▶ Description of the task:
Read the lines of the data below and retrieve those with "color".

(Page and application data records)
++++++++
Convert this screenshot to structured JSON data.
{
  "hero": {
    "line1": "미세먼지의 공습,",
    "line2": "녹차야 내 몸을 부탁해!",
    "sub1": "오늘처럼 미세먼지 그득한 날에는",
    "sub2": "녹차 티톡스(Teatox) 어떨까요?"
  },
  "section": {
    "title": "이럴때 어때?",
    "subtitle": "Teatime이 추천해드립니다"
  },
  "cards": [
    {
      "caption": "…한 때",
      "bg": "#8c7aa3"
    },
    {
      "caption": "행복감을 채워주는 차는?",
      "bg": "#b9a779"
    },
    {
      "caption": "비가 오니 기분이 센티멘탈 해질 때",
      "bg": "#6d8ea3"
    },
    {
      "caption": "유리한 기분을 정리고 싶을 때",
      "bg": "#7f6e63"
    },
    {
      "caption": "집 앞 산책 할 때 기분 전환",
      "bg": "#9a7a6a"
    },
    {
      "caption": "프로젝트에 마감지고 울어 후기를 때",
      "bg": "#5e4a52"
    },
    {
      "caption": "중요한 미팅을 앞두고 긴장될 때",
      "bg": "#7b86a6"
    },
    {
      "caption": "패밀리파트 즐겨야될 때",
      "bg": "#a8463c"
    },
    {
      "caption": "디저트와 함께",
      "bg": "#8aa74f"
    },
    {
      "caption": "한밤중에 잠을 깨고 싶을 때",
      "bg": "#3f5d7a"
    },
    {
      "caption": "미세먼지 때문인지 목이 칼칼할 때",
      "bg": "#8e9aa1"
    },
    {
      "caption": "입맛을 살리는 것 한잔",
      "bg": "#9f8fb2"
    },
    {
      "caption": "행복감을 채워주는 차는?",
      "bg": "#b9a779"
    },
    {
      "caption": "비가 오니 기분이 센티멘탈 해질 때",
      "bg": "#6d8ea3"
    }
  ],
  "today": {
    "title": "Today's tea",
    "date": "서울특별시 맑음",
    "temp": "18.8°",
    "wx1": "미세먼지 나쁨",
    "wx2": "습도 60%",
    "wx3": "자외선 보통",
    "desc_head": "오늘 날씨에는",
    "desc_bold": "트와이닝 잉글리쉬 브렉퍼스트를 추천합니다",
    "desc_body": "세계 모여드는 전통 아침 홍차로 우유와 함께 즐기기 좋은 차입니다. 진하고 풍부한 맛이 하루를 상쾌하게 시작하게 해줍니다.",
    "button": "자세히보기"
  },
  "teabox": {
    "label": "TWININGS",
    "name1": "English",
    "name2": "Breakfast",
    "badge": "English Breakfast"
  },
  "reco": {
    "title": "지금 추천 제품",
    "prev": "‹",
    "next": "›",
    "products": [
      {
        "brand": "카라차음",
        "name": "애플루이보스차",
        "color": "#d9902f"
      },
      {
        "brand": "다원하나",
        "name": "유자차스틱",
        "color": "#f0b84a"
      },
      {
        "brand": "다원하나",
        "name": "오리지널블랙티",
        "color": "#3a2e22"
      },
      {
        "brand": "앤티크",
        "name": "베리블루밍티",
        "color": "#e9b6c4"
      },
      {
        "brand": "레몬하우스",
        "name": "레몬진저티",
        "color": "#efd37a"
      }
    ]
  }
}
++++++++
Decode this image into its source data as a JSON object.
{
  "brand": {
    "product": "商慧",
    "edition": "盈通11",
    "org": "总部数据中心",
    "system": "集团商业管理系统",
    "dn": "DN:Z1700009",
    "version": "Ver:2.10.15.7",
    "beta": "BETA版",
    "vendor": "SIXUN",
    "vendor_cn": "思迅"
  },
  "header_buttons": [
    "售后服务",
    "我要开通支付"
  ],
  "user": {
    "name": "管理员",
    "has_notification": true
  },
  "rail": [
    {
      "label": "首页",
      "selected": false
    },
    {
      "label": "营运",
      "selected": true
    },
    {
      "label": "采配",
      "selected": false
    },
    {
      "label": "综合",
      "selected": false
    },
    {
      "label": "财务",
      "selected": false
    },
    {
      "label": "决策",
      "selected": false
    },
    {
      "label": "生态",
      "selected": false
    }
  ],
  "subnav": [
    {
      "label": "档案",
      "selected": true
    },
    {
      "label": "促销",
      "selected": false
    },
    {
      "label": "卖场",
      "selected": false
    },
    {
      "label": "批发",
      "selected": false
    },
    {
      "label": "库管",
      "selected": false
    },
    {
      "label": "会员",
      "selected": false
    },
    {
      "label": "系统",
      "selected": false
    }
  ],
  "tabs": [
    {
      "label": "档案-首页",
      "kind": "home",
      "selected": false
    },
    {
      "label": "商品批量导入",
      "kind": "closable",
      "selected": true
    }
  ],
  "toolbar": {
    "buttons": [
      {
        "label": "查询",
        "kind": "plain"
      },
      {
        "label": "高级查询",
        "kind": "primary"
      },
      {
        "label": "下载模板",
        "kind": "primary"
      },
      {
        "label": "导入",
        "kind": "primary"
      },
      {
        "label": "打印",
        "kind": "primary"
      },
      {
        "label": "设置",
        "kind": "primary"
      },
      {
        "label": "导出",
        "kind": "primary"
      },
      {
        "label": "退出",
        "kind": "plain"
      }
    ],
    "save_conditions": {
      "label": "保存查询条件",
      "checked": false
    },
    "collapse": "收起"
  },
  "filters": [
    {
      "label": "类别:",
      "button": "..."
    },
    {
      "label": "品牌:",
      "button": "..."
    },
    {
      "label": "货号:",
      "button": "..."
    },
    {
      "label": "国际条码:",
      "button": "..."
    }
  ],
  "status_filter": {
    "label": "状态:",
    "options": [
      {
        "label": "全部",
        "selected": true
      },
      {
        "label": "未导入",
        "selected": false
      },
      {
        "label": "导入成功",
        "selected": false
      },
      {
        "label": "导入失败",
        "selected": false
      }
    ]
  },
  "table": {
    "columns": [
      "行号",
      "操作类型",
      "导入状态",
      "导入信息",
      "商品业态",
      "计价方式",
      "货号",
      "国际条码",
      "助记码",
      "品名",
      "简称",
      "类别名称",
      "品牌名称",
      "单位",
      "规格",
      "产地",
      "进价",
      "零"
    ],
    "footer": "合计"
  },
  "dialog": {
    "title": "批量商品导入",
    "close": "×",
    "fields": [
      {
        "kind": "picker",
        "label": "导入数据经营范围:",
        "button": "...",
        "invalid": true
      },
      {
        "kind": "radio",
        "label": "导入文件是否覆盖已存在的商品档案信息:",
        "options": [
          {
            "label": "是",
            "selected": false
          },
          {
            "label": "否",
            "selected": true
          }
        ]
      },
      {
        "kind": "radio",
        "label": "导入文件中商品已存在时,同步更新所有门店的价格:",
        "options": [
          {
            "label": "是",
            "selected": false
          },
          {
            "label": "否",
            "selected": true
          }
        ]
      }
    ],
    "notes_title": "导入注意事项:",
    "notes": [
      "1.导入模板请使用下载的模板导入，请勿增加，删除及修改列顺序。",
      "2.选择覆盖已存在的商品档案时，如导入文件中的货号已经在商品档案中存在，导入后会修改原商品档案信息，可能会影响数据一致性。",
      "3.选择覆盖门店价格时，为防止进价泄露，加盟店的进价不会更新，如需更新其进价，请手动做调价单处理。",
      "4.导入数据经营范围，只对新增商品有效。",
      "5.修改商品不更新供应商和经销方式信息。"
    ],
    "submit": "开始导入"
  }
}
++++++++
▶ Response for this exercise:
        "color": "#d9902f"
        "color": "#f0b84a"
        "color": "#3a2e22"
        "color": "#e9b6c4"
        "color": "#efd37a"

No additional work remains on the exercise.